from the certainty of his grave, as she’d wanted to do. And so leave

her boys watching, alone and motherless. An old belief of those who worked

the sea prevented them from saving the drowning and so interrupt God’s calling.

At the supper table in Wolf’s house that night, talk would drift now and then.

In the lull’s quiet, heads would turn, listening keenly to the roar of the gale,

through the trees, and out on the hills. And now I write to let go of that feeling,

of that memory of you, of being haunted by you, and the storm that follows you.



James Gordon Farrell


(1935-01-25)25 January 1935 – ­11 August 1979(1979-08-11) (aged 44)

Bantry Bay, County Cork, Ireland.

Ronald Stuart Thomas


29 March 1913 – 25 September 2000

Pentrefelin near Criccieth.

Wolf Mankowitz

Script writer

7 November 1924 – 28th May1998

County Cork.

On the brink with narrow men.

the Cold War overshadowed much of my childhood

fear was latched and hooked onto everyday things

it was the Reds they said would do us harm

it went on through my teenage years too

that continuous threat the nuclear arsenals posed

the bombers of all sides armed, ready to go

submarines lurked in the oceans depths

then Cruise missiles came a late addition.

something changed something called détente

but the wars continued they just found a way

around that inconvenience it was simple

they stopped calling them wars

but now they’ve all caught amnesia

and fear is spreading everywhere

politicians can’t seem to help themselve

ladling fear whenever they can

it’s an all too obvious strategy
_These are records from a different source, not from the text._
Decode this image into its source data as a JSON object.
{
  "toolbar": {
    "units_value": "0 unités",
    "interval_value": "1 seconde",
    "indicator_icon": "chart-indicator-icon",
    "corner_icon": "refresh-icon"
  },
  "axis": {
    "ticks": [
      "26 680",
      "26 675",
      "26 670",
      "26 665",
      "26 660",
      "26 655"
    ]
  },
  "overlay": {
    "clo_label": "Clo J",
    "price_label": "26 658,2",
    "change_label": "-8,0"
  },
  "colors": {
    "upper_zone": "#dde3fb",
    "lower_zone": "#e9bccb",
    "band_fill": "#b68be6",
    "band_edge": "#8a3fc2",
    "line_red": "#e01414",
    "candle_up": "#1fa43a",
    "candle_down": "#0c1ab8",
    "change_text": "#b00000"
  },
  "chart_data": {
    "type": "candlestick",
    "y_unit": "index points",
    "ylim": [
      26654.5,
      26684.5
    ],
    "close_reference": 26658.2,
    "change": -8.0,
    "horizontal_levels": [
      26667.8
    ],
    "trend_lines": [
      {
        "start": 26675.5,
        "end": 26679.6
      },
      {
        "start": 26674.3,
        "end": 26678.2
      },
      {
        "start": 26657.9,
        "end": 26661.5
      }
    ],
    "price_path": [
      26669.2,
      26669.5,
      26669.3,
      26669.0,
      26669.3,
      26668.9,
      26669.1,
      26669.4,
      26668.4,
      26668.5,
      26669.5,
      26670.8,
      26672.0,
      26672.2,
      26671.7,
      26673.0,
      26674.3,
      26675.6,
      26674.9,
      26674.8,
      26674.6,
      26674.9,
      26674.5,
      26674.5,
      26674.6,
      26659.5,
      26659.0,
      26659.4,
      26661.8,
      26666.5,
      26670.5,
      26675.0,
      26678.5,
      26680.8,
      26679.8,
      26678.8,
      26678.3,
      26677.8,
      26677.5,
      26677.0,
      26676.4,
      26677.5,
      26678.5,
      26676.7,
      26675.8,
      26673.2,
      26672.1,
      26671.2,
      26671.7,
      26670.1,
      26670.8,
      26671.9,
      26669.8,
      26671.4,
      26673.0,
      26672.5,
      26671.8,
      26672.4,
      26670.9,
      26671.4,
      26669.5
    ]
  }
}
while the dismantling goes on

of Education, the National Health Service,

Social Care and so much more

it’s easy to spot the distraction of fear
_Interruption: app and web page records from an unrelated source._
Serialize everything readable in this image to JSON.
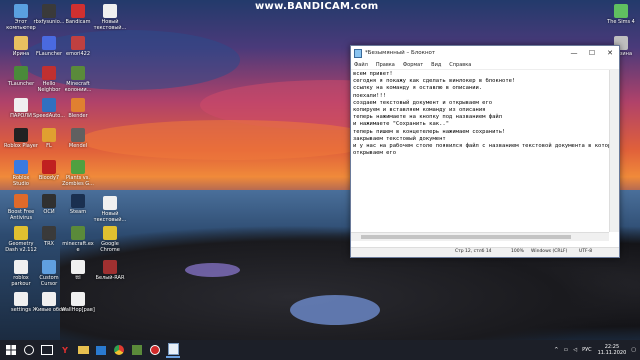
{
  "recorder": {
    "prefix": "www.",
    "brand": "BANDICAM",
    "suffix": ".com"
  },
  "desktop_icons": [
    {
      "label": "Этот компьютер",
      "color": "#5aa0e0"
    },
    {
      "label": "Ирина",
      "color": "#e8c060"
    },
    {
      "label": "TLauncher",
      "color": "#4a8a3a"
    },
    {
      "label": "ПАРОЛИ",
      "color": "#f0f0f0"
    },
    {
      "label": "Roblox Player",
      "color": "#222222"
    },
    {
      "label": "Roblox Studio",
      "color": "#3a7ae0"
    },
    {
      "label": "Boost Free Antivirus",
      "color": "#e06a2a"
    },
    {
      "label": "Geometry Dash v2.112",
      "color": "#e0c030"
    },
    {
      "label": "roblox parkour",
      "color": "#f0f0f0"
    },
    {
      "label": "settings",
      "color": "#f0f0f0"
    },
    {
      "label": "rbxfysunio...",
      "color": "#3a3a3a"
    },
    {
      "label": "FLauncher",
      "color": "#4a6ae0"
    },
    {
      "label": "Hello Neighbor",
      "color": "#c03030"
    },
    {
      "label": "SpeedAuto...",
      "color": "#3070c0"
    },
    {
      "label": "FL",
      "color": "#e0a030"
    },
    {
      "label": "Bloody7",
      "color": "#c02020"
    },
    {
      "label": "ОСИ",
      "color": "#303030"
    },
    {
      "label": "TRX",
      "color": "#3a3a3a"
    },
    {
      "label": "Custom Cursor",
      "color": "#60a0e0"
    },
    {
      "label": "Живые обои",
      "color": "#f0f0f0"
    },
    {
      "label": "Bandicam",
      "color": "#d03030"
    },
    {
      "label": "emori422",
      "color": "#c04040"
    },
    {
      "label": "Minecraft колонии...",
      "color": "#5a8a3a"
    },
    {
      "label": "Blender",
      "color": "#e08030"
    },
    {
      "label": "Mendel",
      "color": "#606060"
    },
    {
      "label": "Plants vs. Zombies G...",
      "color": "#50a040"
    },
    {
      "label": "Steam",
      "color": "#1a3050"
    },
    {
      "label": "minecraft.exe",
      "color": "#5a8a3a"
    },
    {
      "label": "ttl",
      "color": "#f0f0f0"
    },
    {
      "label": "WallHop[рав]",
      "color": "#f0f0f0"
    },
    {
      "label": "Новый текстовый...",
      "color": "#f0f0f0"
    },
    {
      "label": "Новый текстовый...",
      "color": "#f0f0f0"
    },
    {
      "label": "Google Chrome",
      "color": "#e0c030"
    },
    {
      "label": "Белый-RAR",
      "color": "#a03030"
    },
    {
      "label": "The Sims 4",
      "color": "#60c060"
    },
    {
      "label": "Корзина",
      "color": "#c0c0c0"
    }
  ],
  "notepad": {
    "title": "*Безымянный – Блокнот",
    "controls": {
      "minimize": "—",
      "maximize": "☐",
      "close": "✕"
    },
    "menu": [
      "Файл",
      "Правка",
      "Формат",
      "Вид",
      "Справка"
    ],
    "lines": [
      "всем привет!",
      "сегодня я покажу как сделать винлокер в блокноте!",
      "ссылку на команду я оставлю в описании.",
      "поехали!!!",
      "создаем текстовый документ и открываем его",
      "копируем и вставляем команду из описания",
      "теперь нажимаете на кнопку под названием файл",
      "и нажимаете \"Сохранить как..\"",
      "теперь пишем в концетелерь нажимаем сохранить!",
      "закрываем текстовый документ",
      "и у нас на рабочем столе появился файл с названием текстовой документа в котором",
      "открываем его"
    ],
    "status": {
      "position": "Стр 12, стлб 14",
      "zoom": "100%",
      "eol": "Windows (CRLF)",
      "encoding": "UTF-8"
    }
  },
  "taskbar": {
    "tray_lang": "РУС",
    "time": "22:25",
    "date": "11.11.2020"
  }
}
while the narrow men shout watch for the reds

but meanwhile get into the Chinese bed

there is a collective amnesia at large

and we have real reason to be afraid of that
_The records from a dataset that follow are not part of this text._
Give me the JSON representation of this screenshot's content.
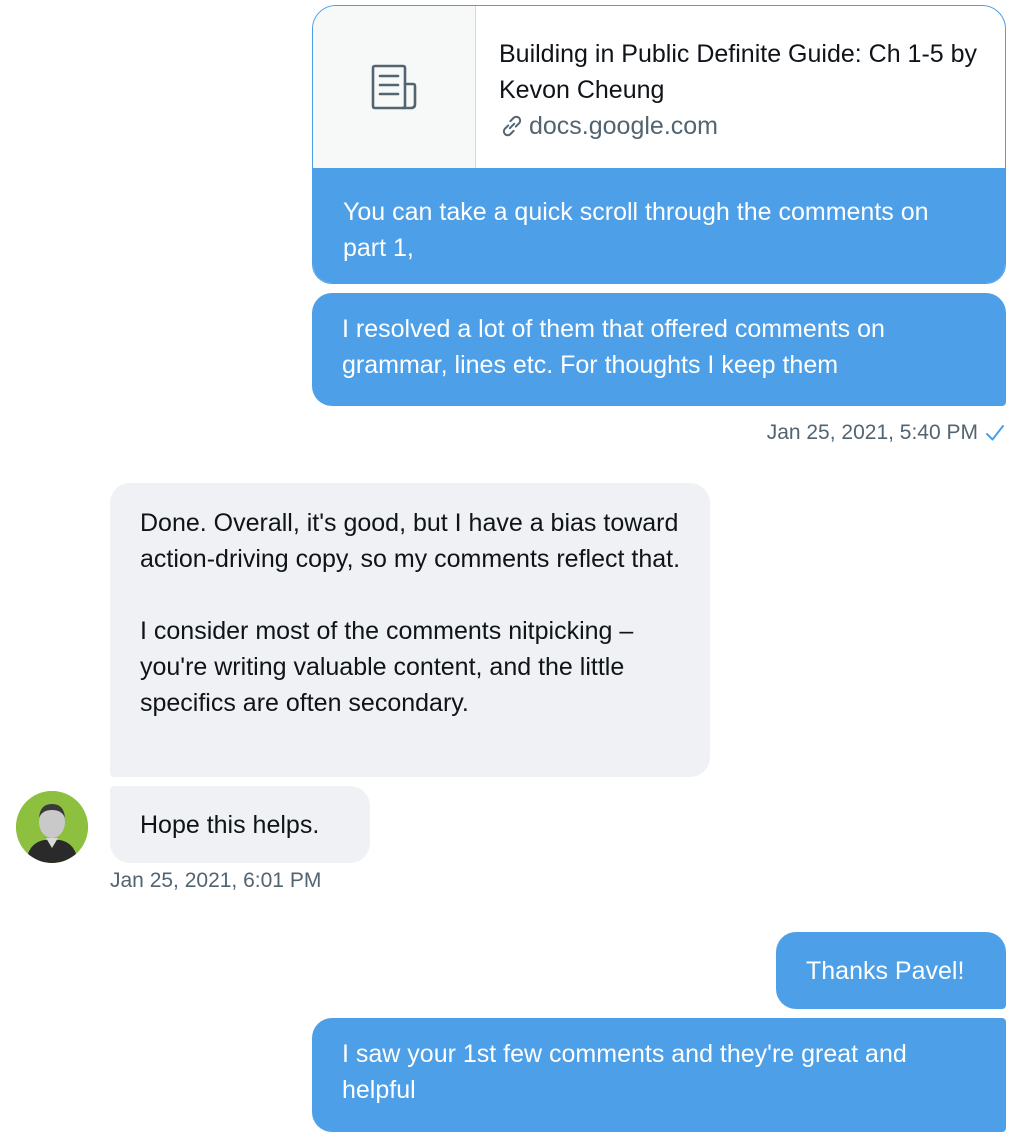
{
  "link_card": {
    "title": "Building in Public Definite Guide: Ch 1-5 by Kevon Cheung",
    "domain": "docs.google.com",
    "message": "You can take a quick scroll through the comments on part 1,"
  },
  "messages": {
    "out_1": "I resolved a lot of them that offered comments on grammar, lines etc. For thoughts I keep them",
    "timestamp_1": "Jan 25, 2021, 5:40 PM",
    "in_1_para1": "Done. Overall, it's good, but I have a bias toward action-driving copy, so my comments reflect that.",
    "in_1_para2": "I consider most of the comments nitpicking – you're writing valuable content, and the little specifics are often secondary.",
    "in_2": "Hope this helps.",
    "timestamp_2": "Jan 25, 2021, 6:01 PM",
    "out_2": "Thanks Pavel!",
    "out_3": "I saw your 1st few comments and they're great and helpful"
  },
  "colors": {
    "outgoing_bubble": "#4d9fe8",
    "incoming_bubble": "#eff1f4",
    "avatar_background": "#8cc03e",
    "read_check": "#4d9fe8"
  },
  "icons": {
    "card_thumbnail": "document-icon",
    "link": "link-icon",
    "read_receipt": "check-icon"
  }
}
soon we’ll hear the justification for war

soon we’ll hear the need for boots on the ground

in whatever land is decided by the narrow men

and the ramping up of the war of words

to justify, bamboozle and hoodwink

that the actual threat is their stupidity

and we’ll be living in that fear time again.

meanwhile the rich get richer

and nothing has been learned

nothing has changed the narrow men

not even their history degrees.


Running out of tears


Running out of tears

running out of fears

our hearts and souls are here


On the tree lined streets of Bucha

fallen bodies lie where they died

knocked over, mangled, distorted, shredded,

alongside carcasses of rockets

spent empty useless stupid lies

that call this war “special military operation”

The black crows gather and cower

but the birds still sing of freedom

in Bucha, Kharkiv and Marsupiol

the birds still sing of freedom

are you listening from your unmarked grave Federico?

The “black crows” gather and cower.



“I pay tribute again”


“On another day

I paid tribute

to Dylan walking

across town

from second avenue

to Hudson and 11th

in some kind

of pilgrimage

to the White Horse Tavern

and sitting

on the shiny

red plastic

covered stool

at that long

dark wooden bar

I ordered a beer

and recited aloud

the words

“Over St John’s Hill”


I much preferred

Finnegan’s Wake

on 1st and 73rd

I’d meet

the postman

a Ukrainian

late at the end

of his shift

we’d sit

drink Schlitz

and talk about

songs and hymns,

of the day

he ran from

the Red Army Choir

in Bute Dock

in Wales

then he’d sing softly

Ar hyd yr nos.”

From the long poem “I pay tribute again”


Athene Noctua

fotocredit robcullen 2010

Black boughed oaks, snow whitened hills

remnants of a great wood cut for Lydney’s iron mills.

I searched alone, a white haired boy,

catching unclean little owls with the slow sweep

of a green wool sweater.

I stared long into the eyes of Tawny owls

that in another age cured madness.

Jackdaws called my name from the river bank,

I saved them, from the waters rise,

 wrapped them clustered close, in a dark green jerkin,

fed them, and on another day let them go back to the wild.

I dreamt of eagles, hawks and falcons,

but Robins flew to my call, and sat still in my hand.


At St Anne’s long strand where Irelands east coast clamoured,

black Jack ravens clawed at my brow, trying to roost

in dusks gathering glower, and the tides rush

while I stood listening to the Atlantic rollers roar,

and the weeping sigh of the one I loved.